**WORK TASK:** In the records that follow, locate every line with "arrow" and extract it.

**EXERCISE MATERIALS:**
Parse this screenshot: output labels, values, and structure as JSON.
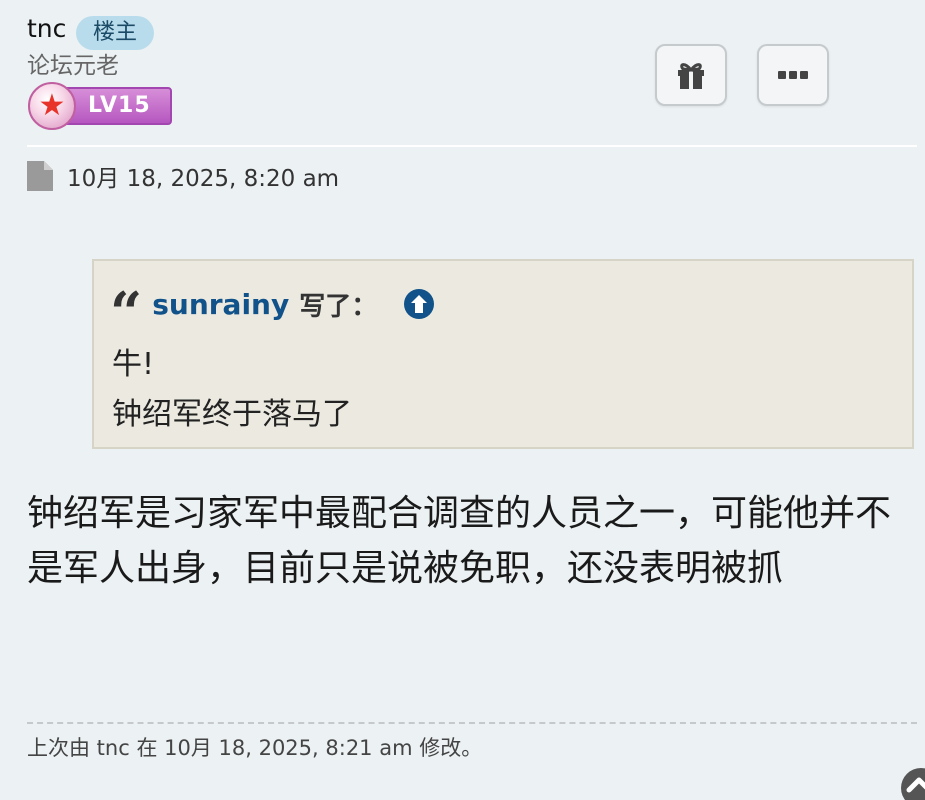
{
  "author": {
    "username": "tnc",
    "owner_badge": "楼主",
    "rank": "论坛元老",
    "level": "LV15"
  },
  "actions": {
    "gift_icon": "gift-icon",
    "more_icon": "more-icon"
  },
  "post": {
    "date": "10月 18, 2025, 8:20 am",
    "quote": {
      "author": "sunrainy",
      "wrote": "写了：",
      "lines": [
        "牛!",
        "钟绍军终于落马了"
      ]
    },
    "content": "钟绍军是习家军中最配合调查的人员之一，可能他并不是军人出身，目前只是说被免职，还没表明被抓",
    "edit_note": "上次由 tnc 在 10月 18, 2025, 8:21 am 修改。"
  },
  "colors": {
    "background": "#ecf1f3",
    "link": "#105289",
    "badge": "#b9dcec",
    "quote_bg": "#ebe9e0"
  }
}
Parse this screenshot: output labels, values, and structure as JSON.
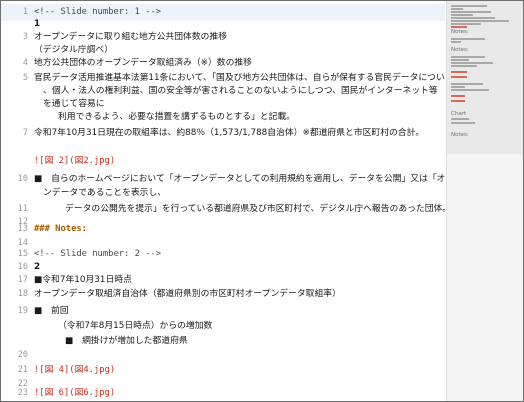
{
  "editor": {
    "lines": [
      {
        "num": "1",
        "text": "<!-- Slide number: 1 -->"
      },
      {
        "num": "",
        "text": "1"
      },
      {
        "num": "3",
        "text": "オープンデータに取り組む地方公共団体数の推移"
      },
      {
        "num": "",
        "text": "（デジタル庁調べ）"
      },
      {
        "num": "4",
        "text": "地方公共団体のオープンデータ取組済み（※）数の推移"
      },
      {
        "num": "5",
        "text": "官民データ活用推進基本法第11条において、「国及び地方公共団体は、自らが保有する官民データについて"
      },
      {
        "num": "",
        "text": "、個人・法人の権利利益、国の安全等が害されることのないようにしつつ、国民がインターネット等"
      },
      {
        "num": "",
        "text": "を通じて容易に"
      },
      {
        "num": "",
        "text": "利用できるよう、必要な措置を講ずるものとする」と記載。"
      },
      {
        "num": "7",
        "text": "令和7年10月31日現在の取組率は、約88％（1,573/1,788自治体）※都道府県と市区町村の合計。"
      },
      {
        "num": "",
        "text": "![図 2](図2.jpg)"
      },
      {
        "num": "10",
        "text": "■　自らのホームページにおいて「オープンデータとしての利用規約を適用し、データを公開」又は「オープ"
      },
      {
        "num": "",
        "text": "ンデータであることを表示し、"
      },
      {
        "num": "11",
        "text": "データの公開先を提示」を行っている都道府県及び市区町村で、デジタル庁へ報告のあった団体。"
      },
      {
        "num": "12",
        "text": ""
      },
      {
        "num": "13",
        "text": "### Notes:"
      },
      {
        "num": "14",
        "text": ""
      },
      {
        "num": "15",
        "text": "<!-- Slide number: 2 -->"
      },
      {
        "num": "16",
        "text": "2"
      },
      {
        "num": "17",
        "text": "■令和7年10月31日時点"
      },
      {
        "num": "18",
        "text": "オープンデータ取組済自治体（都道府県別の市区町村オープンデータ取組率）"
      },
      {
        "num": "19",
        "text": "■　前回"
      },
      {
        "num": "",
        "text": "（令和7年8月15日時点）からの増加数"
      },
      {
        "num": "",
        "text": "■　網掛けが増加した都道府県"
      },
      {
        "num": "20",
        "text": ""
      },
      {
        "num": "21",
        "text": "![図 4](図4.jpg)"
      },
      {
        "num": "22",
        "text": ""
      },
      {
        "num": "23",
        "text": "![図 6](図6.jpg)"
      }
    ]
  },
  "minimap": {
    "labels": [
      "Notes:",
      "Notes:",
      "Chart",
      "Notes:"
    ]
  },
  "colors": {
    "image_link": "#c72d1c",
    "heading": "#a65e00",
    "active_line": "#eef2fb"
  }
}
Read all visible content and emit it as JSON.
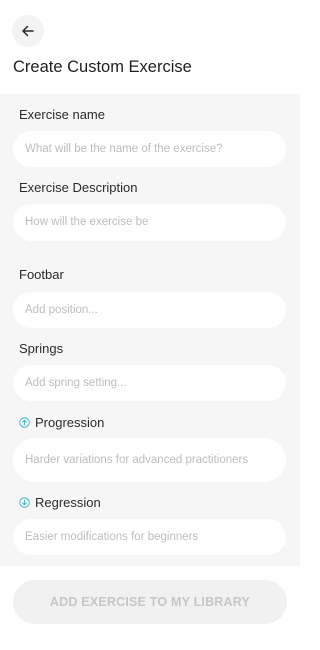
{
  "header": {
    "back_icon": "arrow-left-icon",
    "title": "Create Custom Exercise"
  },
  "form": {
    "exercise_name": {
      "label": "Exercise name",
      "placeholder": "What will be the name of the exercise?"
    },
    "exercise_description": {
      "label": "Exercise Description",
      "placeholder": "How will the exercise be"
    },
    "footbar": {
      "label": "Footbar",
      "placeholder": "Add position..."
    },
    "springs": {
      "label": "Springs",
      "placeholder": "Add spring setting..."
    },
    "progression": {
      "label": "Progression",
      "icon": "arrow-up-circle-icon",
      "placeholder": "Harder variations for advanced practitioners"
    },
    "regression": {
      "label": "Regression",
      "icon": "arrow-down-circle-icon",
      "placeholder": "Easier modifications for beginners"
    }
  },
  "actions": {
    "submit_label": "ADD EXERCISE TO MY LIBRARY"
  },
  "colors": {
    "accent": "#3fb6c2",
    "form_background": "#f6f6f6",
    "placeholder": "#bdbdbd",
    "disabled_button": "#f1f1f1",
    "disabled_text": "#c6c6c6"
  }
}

**WRITTEN SOLUTION:**
    "back_icon": "arrow-left-icon",
      "icon": "arrow-up-circle-icon",
      "icon": "arrow-down-circle-icon",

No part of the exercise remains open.